action - the action is an elaborate system of mechanical devices that transmit motion from the keyboard to the strings. The action is a system of almost four-thousand (4000) wood and felt parts. The pianist starts the action by striking a key, which causes a system of levers to move a hammer. The hammer strikes the strings and causes them to vibrate. This vibration is magnified by the soundboard and we hear the wonderful sounds of the piano. There are different types and styles of actions but generally speaking, they fall into two categories - vertical pianos and grand pianos. Grand pianos generally have a faster action than vertical pianos.
pedals - pianos have either two or three foot pedals that have various effects on the action and how the strings are allowed to vibrate. The pedals control the dampers that dampen or sustain the the sound of the strings and a variety of other functions such as volume or practice pads.
dampers - the dampers are wooden blocks covered with felt that are controlled by the pedals and individual keys. The dampers raise and lower from the strings to control the sustain of the vibration of the strings.
cabinet - the cabinet is the wooden case of the piano. It must be well constructed and the pieces must fit together tightly. The cabinet is typically finished in black,white, or wood tone and coated with lacquer or a poly-varnish in a satin or gloss finish. Some cabinets are painted or ornately decorated.

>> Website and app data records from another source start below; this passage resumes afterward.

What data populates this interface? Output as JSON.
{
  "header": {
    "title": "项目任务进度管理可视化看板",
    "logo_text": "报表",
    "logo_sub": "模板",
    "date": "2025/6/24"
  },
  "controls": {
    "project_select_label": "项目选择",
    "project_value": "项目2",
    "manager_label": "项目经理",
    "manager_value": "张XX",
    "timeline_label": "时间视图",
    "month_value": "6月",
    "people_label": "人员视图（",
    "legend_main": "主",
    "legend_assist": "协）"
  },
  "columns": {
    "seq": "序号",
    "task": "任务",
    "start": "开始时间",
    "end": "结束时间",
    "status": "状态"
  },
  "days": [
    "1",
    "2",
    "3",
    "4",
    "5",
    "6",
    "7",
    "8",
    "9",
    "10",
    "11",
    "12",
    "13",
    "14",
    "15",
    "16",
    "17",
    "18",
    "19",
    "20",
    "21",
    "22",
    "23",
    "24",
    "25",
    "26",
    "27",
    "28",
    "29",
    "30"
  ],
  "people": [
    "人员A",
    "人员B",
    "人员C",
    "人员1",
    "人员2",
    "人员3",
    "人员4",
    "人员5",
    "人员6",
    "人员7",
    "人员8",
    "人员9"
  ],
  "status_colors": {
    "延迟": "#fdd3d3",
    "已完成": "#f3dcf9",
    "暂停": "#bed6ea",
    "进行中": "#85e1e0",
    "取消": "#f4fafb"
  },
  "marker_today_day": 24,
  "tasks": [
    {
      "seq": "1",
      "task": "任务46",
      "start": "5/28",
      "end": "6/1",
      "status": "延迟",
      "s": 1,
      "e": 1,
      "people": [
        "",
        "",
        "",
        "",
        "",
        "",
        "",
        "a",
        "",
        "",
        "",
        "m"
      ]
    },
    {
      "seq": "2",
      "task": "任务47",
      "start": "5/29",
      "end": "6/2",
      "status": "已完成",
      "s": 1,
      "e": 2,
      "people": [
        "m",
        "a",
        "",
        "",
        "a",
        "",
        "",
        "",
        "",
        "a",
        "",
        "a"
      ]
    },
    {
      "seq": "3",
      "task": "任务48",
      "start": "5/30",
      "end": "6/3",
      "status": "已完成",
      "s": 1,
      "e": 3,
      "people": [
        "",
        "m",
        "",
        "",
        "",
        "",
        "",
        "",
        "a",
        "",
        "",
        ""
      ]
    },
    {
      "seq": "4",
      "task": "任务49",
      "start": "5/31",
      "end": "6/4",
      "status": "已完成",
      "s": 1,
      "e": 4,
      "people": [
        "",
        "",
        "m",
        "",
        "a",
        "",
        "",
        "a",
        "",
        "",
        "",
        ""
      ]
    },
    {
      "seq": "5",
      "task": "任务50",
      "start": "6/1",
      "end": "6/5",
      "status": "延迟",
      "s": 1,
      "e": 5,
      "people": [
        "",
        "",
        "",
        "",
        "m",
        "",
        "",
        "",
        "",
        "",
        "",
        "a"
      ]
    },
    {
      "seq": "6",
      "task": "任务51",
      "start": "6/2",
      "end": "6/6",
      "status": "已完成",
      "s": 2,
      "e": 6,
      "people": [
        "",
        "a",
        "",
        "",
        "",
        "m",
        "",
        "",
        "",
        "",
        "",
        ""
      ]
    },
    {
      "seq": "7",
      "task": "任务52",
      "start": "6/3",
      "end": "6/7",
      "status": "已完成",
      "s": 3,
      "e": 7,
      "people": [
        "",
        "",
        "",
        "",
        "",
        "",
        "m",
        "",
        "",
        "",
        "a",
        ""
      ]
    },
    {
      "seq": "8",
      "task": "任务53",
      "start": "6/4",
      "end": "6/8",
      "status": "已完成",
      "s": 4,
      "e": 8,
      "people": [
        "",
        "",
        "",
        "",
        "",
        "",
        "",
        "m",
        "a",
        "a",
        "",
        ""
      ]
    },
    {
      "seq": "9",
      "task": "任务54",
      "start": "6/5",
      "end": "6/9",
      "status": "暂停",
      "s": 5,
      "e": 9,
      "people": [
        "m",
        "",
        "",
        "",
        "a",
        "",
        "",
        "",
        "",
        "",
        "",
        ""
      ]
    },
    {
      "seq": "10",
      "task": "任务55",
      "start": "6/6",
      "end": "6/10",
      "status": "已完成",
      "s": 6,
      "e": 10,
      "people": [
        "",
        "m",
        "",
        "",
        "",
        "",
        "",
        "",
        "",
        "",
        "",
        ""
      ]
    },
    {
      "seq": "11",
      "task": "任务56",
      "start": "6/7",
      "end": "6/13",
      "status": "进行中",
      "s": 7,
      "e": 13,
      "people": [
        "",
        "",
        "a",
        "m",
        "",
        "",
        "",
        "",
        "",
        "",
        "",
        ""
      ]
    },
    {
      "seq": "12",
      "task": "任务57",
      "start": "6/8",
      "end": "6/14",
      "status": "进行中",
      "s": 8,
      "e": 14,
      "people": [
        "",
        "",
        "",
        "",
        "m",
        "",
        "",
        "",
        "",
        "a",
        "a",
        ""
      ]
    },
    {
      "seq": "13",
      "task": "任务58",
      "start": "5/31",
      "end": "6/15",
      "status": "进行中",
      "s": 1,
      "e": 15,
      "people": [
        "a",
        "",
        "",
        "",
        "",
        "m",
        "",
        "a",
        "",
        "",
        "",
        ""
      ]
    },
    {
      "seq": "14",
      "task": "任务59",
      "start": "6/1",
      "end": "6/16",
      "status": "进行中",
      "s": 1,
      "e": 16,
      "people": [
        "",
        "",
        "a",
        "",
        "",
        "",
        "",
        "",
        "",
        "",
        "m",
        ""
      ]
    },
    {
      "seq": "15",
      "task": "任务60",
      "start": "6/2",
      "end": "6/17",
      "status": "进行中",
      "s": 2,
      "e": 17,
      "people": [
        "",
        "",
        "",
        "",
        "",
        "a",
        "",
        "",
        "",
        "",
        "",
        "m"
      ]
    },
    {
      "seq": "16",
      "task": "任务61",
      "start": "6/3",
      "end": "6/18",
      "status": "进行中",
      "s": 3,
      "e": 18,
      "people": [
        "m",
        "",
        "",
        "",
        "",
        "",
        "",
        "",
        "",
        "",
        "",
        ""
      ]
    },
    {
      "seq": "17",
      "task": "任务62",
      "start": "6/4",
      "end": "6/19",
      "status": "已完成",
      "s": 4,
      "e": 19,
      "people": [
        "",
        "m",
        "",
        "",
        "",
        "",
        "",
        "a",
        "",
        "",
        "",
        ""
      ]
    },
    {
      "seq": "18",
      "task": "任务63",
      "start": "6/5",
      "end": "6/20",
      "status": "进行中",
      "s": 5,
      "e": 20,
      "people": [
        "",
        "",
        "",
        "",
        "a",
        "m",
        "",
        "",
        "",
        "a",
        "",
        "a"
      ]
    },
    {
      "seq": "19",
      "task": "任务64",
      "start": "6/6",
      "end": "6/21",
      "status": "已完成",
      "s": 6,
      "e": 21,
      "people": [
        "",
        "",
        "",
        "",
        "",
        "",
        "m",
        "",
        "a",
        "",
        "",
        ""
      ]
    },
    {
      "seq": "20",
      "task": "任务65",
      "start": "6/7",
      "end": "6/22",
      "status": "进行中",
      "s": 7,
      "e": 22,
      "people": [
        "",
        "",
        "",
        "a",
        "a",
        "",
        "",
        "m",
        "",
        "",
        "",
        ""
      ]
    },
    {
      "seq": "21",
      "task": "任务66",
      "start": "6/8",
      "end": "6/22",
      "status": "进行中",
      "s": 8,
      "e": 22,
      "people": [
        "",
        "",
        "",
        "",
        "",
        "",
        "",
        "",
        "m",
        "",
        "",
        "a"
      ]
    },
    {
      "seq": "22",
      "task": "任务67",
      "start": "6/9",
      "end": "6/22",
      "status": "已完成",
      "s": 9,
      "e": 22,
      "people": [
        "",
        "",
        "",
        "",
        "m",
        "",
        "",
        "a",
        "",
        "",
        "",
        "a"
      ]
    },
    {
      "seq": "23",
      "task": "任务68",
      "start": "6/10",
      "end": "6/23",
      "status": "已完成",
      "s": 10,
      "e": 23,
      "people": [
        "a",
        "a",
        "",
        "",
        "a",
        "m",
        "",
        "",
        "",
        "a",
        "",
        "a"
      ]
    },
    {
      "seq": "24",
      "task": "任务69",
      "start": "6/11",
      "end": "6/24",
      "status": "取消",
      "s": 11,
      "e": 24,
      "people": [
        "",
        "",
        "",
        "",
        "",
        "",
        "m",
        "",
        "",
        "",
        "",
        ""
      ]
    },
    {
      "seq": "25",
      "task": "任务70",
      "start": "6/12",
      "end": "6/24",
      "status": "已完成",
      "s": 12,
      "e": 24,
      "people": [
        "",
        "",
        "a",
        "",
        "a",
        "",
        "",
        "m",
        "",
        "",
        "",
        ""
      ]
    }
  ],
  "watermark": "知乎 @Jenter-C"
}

keys - the eighty-eight keys on the piano are the part of the piano we are most familiar with. The keys are wood levers covered with plastic resin or ivory. When a key is pressed the action of that key causes a specific hammer to strike a specific string and play a note. Keystrokes are combined to mix the tones of multiple strings at once to produce what we know as a chord. The keys are grouped together in octaves, or eight note scales. These octaves are arranged with the lower notes on the left and the higher pitch notes on the right. The keyboard consists of seven and one half octaves from a low "A" note to a high "C" note.